EXERCISE DESCRIPTION:
Apart from the pictures, write out the records that follow exactly.

WORKING DATA:
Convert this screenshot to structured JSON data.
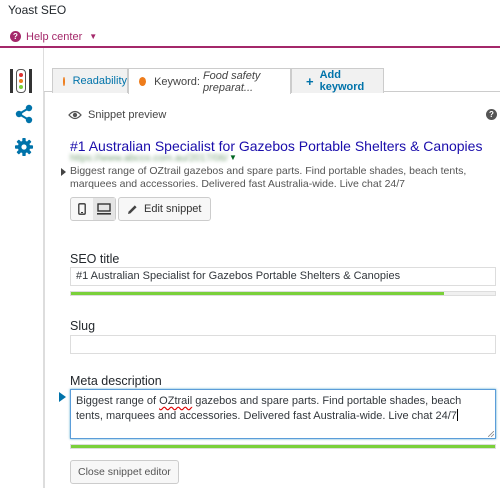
{
  "app": {
    "title": "Yoast SEO"
  },
  "help": {
    "label": "Help center",
    "icon": "question-icon"
  },
  "nav": {
    "items": [
      {
        "name": "traffic-light-icon"
      },
      {
        "name": "share-icon"
      },
      {
        "name": "gear-icon"
      }
    ]
  },
  "tabs": [
    {
      "label": "Readability",
      "status_color": "#ee7c1b"
    },
    {
      "label": "Keyword:",
      "keyword": "Food safety preparat...",
      "status_color": "#ee7c1b"
    },
    {
      "label": "Add keyword",
      "icon": "plus-icon"
    }
  ],
  "snippet": {
    "header": "Snippet preview",
    "title": "#1 Australian Specialist for Gazebos Portable Shelters & Canopies",
    "url": "https://www.abcco.com.au/2017/06/",
    "description": "Biggest range of OZtrail gazebos and spare parts. Find portable shades, beach tents, marquees and accessories. Delivered fast Australia-wide. Live chat 24/7",
    "edit_label": "Edit snippet",
    "mode": "desktop"
  },
  "editor": {
    "seo_title_label": "SEO title",
    "seo_title_value": "#1 Australian Specialist for Gazebos Portable Shelters & Canopies",
    "seo_title_progress": 0.88,
    "slug_label": "Slug",
    "slug_value": "",
    "meta_label": "Meta description",
    "meta_before": "Biggest range of ",
    "meta_misspelled": "OZtrail",
    "meta_after": " gazebos and spare parts. Find portable shades, beach tents, marquees and accessories. Delivered fast Australia-wide. Live chat 24/7",
    "meta_progress": 1.0,
    "close_label": "Close snippet editor"
  },
  "colors": {
    "brand": "#a4286a",
    "link": "#1a0dab",
    "progress_good": "#7ad03a",
    "status_ok": "#ee7c1b",
    "accent_blue": "#0073aa"
  }
}
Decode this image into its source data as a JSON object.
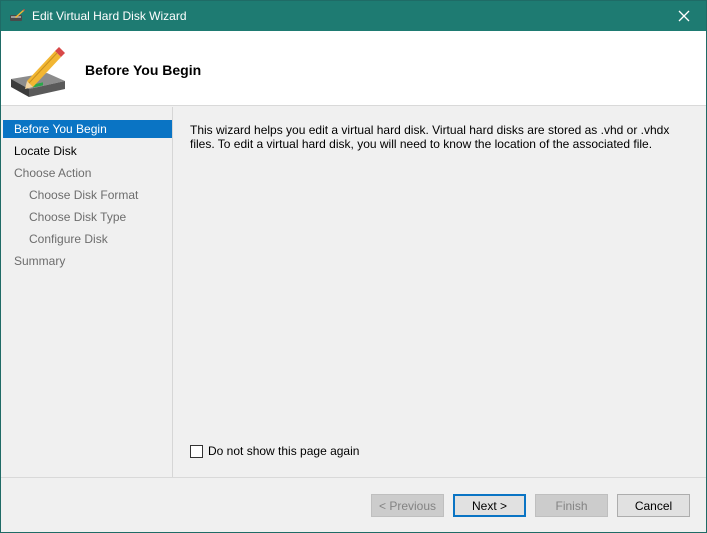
{
  "window": {
    "title": "Edit Virtual Hard Disk Wizard"
  },
  "header": {
    "title": "Before You Begin"
  },
  "nav": {
    "items": [
      {
        "label": "Before You Begin"
      },
      {
        "label": "Locate Disk"
      },
      {
        "label": "Choose Action"
      },
      {
        "label": "Choose Disk Format"
      },
      {
        "label": "Choose Disk Type"
      },
      {
        "label": "Configure Disk"
      },
      {
        "label": "Summary"
      }
    ],
    "selected": "Before You Begin"
  },
  "content": {
    "description": "This wizard helps you edit a virtual hard disk. Virtual hard disks are stored as .vhd or .vhdx files. To edit a virtual hard disk, you will need to know the location of the associated file.",
    "checkbox_label": "Do not show this page again",
    "checkbox_checked": false
  },
  "footer": {
    "previous_label": "< Previous",
    "next_label": "Next >",
    "finish_label": "Finish",
    "cancel_label": "Cancel"
  },
  "colors": {
    "titlebar": "#1e7b72",
    "selection": "#0a74c4"
  }
}
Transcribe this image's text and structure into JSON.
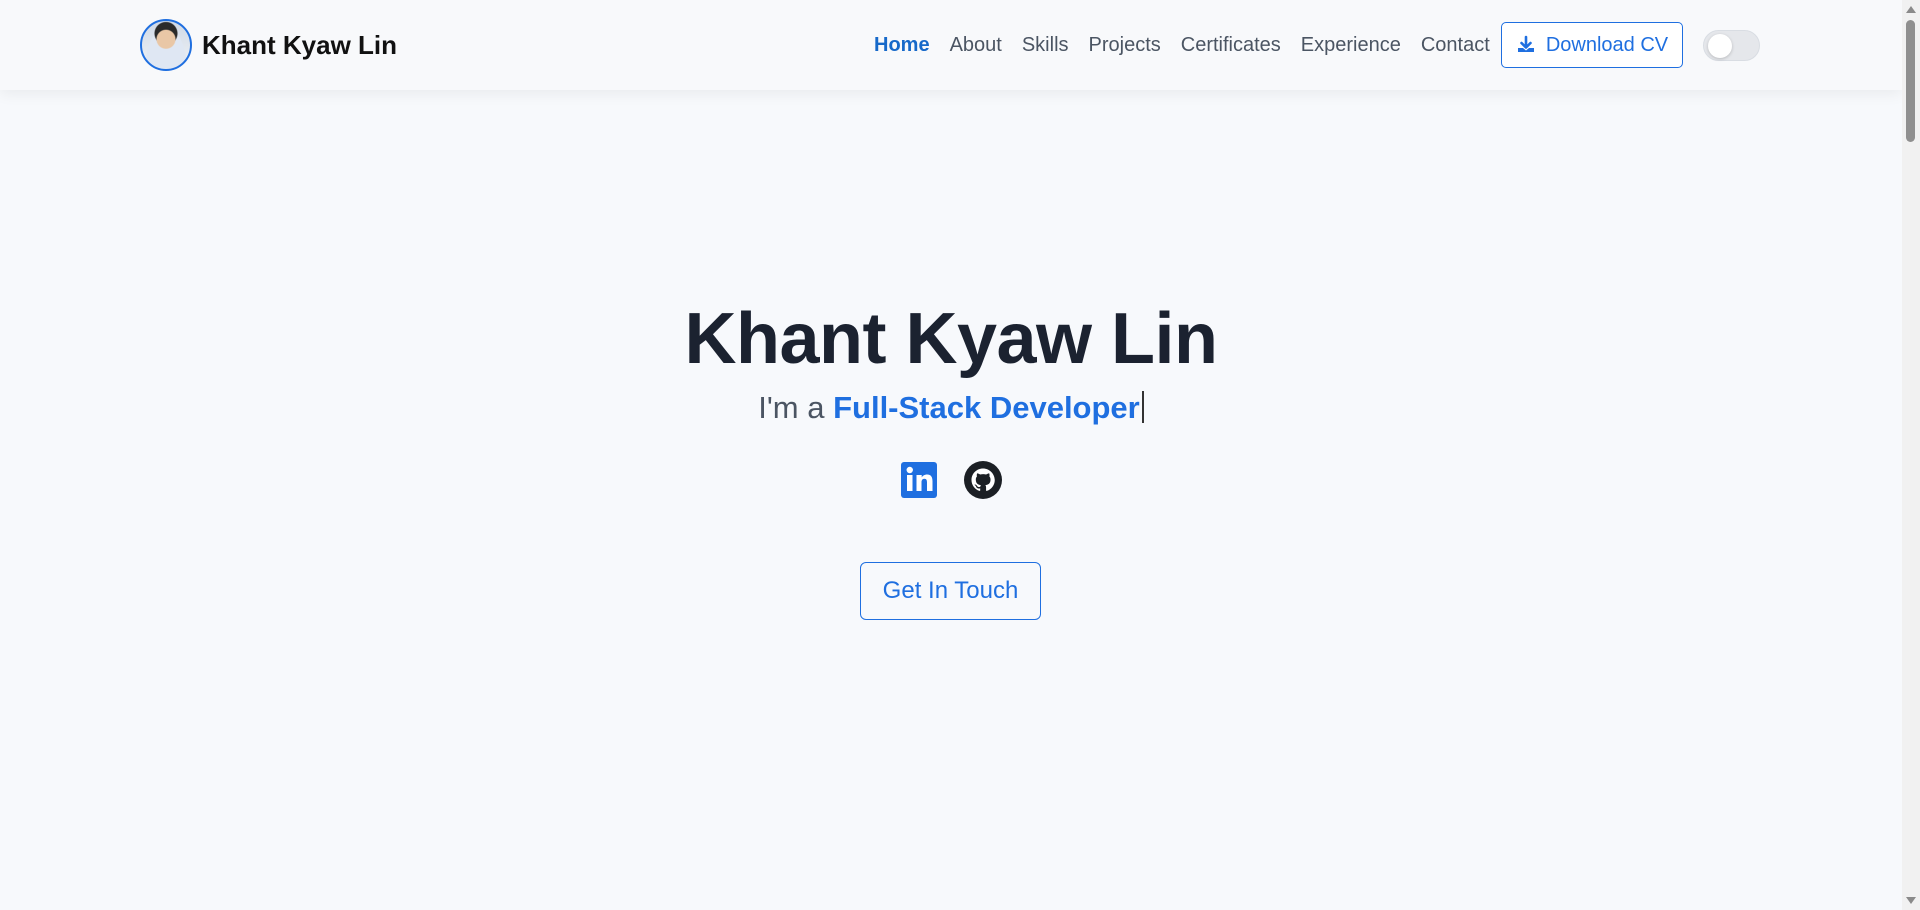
{
  "brand": {
    "name": "Khant Kyaw Lin"
  },
  "nav": {
    "items": [
      {
        "label": "Home",
        "active": true
      },
      {
        "label": "About"
      },
      {
        "label": "Skills"
      },
      {
        "label": "Projects"
      },
      {
        "label": "Certificates"
      },
      {
        "label": "Experience"
      },
      {
        "label": "Contact"
      }
    ],
    "cv_label": "Download CV",
    "theme_toggle": "off"
  },
  "hero": {
    "title": "Khant Kyaw Lin",
    "tagline_prefix": "I'm a ",
    "tagline_role": "Full-Stack Developer",
    "socials": [
      "linkedin-icon",
      "github-icon"
    ],
    "cta_label": "Get In Touch"
  },
  "colors": {
    "accent": "#1f6fe0",
    "nav_active": "#1769c9",
    "background": "#f7f9fc",
    "title": "#1b2230"
  }
}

ANSWER TO THE EXERCISE:
Convert this screenshot to structured JSON data.
{
  "app": {
    "title": "Yoast SEO"
  },
  "help": {
    "label": "Help center",
    "icon": "question-icon"
  },
  "nav": {
    "items": [
      {
        "name": "traffic-light-icon"
      },
      {
        "name": "share-icon"
      },
      {
        "name": "gear-icon"
      }
    ]
  },
  "tabs": [
    {
      "label": "Readability",
      "status_color": "#ee7c1b"
    },
    {
      "label": "Keyword:",
      "keyword": "Food safety preparat...",
      "status_color": "#ee7c1b"
    },
    {
      "label": "Add keyword",
      "icon": "plus-icon"
    }
  ],
  "snippet": {
    "header": "Snippet preview",
    "title": "#1 Australian Specialist for Gazebos Portable Shelters & Canopies",
    "url": "https://www.abcco.com.au/2017/06/",
    "description": "Biggest range of OZtrail gazebos and spare parts. Find portable shades, beach tents, marquees and accessories. Delivered fast Australia-wide. Live chat 24/7",
    "edit_label": "Edit snippet",
    "mode": "desktop"
  },
  "editor": {
    "seo_title_label": "SEO title",
    "seo_title_value": "#1 Australian Specialist for Gazebos Portable Shelters & Canopies",
    "seo_title_progress": 0.88,
    "slug_label": "Slug",
    "slug_value": "",
    "meta_label": "Meta description",
    "meta_before": "Biggest range of ",
    "meta_misspelled": "OZtrail",
    "meta_after": " gazebos and spare parts. Find portable shades, beach tents, marquees and accessories. Delivered fast Australia-wide. Live chat 24/7",
    "meta_progress": 1.0,
    "close_label": "Close snippet editor"
  },
  "colors": {
    "brand": "#a4286a",
    "link": "#1a0dab",
    "progress_good": "#7ad03a",
    "status_ok": "#ee7c1b",
    "accent_blue": "#0073aa"
  }
}
Decode this image into its source data as a JSON object.
{
  "window": {
    "title": "Edit Virtual Hard Disk Wizard"
  },
  "header": {
    "title": "Before You Begin"
  },
  "nav": {
    "items": [
      {
        "label": "Before You Begin"
      },
      {
        "label": "Locate Disk"
      },
      {
        "label": "Choose Action"
      },
      {
        "label": "Choose Disk Format"
      },
      {
        "label": "Choose Disk Type"
      },
      {
        "label": "Configure Disk"
      },
      {
        "label": "Summary"
      }
    ],
    "selected": "Before You Begin"
  },
  "content": {
    "description": "This wizard helps you edit a virtual hard disk. Virtual hard disks are stored as .vhd or .vhdx files. To edit a virtual hard disk, you will need to know the location of the associated file.",
    "checkbox_label": "Do not show this page again",
    "checkbox_checked": false
  },
  "footer": {
    "previous_label": "< Previous",
    "next_label": "Next >",
    "finish_label": "Finish",
    "cancel_label": "Cancel"
  },
  "colors": {
    "titlebar": "#1e7b72",
    "selection": "#0a74c4"
  }
}
Transcribe this image's text and structure into JSON.
{
  "brand": {
    "name": "Khant Kyaw Lin"
  },
  "nav": {
    "items": [
      {
        "label": "Home",
        "active": true
      },
      {
        "label": "About"
      },
      {
        "label": "Skills"
      },
      {
        "label": "Projects"
      },
      {
        "label": "Certificates"
      },
      {
        "label": "Experience"
      },
      {
        "label": "Contact"
      }
    ],
    "cv_label": "Download CV",
    "theme_toggle": "off"
  },
  "hero": {
    "title": "Khant Kyaw Lin",
    "tagline_prefix": "I'm a ",
    "tagline_role": "Full-Stack Developer",
    "socials": [
      "linkedin-icon",
      "github-icon"
    ],
    "cta_label": "Get In Touch"
  },
  "colors": {
    "accent": "#1f6fe0",
    "nav_active": "#1769c9",
    "background": "#f7f9fc",
    "title": "#1b2230"
  }
}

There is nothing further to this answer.